If you think it’s a bad idea, then Britain is about to prove that it is possible to leave and survive. The transition is going to be expensive — Britain will enter a recession in the short term, and the long-term transition may be even more painful than the short, particularly if London cannot retain its position as the financial capital of Europe. But if Britain wants to be a country rather than a city-state, it’s a transition it will have to make at some point. Merely by proving it can be done, Britain will give heart to any other state reconsidering rule from Brussels.

But if you think Europe is a good idea, then you must think it can be made to work. And the only way Europe can work is by becoming a deeper union. The euro can only function if Europe has a common fiscal policy. Europe can only wield diplomatic clout commensurate with its demographic and economic bulk if it has a common defense policy. And Britain was always going to remain the largest, strongest foot-dragger to further cessions of national sovereignty.

What does a “deeper” union mean?

“Deepen” does not necessarily mean becoming a highly centralized, unitary state, much less a homogeneous culture. The United States’ federal system reserves considerable power to the several states; Canada’s federal system reserves even more power to its provinces, as does Germany to its Länder and Switzerland to its cantons. There’s no reason why Europe could not go down a similar path.

To do so, however, its founding members must compromise their conflicting visions of what Europe is supposed to be. Germany is going to have to accept that it has an open-ended responsibility for the welfare of citizens of other European states. Not for the states themselves, much less their leaders — but for their citizens: Germans will have to come to see Greeks as more like Ossis than like Ausländer. And France is going to have to accept that a functional Europe is one in which France is just a large and powerful province rather than an empire of its own.

In other words, a “deeper” union doesn’t need to mean a more highly-regulated or centralized one. But it does mean having a central European government that is directly responsible for and accountable to a European citizenry, a European electorate. In the absence of such responsibility and such accountability, “Europe” becomes a means for the political class to do an end-run around the citizenry of the various European states, and that process is one of the main drivers of right-wing populism across Europe.

Now, with Macron in charge of France and Markel in charge of Germany, you have two emphatically liberal, capitalist, transnationalists in charge of Europe’s core states. Macron even celebrated his victory with Beethoven’s “Ode to Joy,” the European anthem, rather than the French anthem, “La Marseillaise.” If these two can’t work together on fixing the structural problems with the design of the E.U., then probably nobody can.

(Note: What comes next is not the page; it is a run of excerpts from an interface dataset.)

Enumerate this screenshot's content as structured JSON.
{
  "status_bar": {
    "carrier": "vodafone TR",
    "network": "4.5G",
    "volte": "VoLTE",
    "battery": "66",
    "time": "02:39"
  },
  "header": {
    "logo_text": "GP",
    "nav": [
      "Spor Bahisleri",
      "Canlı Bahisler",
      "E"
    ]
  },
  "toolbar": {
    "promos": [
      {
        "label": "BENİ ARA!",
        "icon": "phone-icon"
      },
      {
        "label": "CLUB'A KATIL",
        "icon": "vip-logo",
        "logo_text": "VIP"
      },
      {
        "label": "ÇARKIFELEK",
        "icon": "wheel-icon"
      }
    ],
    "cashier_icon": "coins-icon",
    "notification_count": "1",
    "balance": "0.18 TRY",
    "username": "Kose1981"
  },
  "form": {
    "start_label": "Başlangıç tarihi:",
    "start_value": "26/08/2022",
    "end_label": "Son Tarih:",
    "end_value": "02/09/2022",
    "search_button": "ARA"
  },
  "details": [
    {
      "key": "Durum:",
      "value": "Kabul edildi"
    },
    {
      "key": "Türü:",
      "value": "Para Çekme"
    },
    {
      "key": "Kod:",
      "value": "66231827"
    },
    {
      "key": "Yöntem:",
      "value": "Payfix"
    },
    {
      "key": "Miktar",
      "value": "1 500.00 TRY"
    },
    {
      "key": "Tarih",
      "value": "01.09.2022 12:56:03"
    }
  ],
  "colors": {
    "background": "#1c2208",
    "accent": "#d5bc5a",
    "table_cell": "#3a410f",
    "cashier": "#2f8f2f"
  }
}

So there’s the counter case to my own case that things are only going to get worse. The advocates of Europe now have their best chance to make their imagined future a reality. They probably deserve a shot.